ASSIGNMENT: Filter the data below for the string "Show" and copy each matching line.

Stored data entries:
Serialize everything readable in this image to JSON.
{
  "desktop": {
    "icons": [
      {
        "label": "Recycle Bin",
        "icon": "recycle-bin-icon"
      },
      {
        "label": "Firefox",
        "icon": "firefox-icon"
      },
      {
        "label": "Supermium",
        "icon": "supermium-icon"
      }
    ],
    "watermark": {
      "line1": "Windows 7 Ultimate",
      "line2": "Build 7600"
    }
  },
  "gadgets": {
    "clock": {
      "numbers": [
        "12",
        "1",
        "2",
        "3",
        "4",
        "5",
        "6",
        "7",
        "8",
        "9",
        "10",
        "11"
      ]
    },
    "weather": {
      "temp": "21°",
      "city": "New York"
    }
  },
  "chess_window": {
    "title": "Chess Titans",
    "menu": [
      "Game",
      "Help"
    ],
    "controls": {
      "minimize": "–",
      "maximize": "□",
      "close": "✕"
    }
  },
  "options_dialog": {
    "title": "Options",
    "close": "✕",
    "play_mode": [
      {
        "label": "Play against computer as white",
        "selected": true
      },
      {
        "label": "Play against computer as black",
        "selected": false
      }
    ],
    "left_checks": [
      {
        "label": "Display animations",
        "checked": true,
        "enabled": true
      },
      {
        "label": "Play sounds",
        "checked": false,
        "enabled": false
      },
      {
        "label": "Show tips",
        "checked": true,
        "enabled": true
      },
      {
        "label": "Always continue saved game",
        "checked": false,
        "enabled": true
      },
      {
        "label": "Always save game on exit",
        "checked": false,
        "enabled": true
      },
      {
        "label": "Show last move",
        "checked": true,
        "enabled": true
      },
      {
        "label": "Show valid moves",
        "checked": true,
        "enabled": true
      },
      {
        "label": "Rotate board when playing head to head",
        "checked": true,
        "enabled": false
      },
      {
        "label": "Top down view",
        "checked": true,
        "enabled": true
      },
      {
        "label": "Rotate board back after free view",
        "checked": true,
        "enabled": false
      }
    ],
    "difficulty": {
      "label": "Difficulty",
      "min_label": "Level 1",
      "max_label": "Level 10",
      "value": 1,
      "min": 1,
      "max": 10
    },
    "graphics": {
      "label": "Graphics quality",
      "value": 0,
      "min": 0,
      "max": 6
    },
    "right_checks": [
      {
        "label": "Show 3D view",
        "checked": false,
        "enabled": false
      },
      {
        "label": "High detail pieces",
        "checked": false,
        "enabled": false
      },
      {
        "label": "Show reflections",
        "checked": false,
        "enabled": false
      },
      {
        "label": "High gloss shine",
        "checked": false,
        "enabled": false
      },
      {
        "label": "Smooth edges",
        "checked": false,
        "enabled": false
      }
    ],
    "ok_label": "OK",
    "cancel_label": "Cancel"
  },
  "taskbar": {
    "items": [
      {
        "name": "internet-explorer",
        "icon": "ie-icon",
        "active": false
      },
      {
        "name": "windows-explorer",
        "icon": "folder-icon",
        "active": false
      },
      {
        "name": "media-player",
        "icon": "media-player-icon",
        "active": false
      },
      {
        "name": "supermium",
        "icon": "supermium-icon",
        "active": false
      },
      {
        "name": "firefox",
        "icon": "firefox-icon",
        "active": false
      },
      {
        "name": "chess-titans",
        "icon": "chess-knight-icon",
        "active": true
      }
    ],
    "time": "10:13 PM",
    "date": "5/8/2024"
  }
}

ANSWER SPACE:
        "label": "Show tips",
        "label": "Show last move",
        "label": "Show valid moves",
        "label": "Show 3D view",
        "label": "Show reflections",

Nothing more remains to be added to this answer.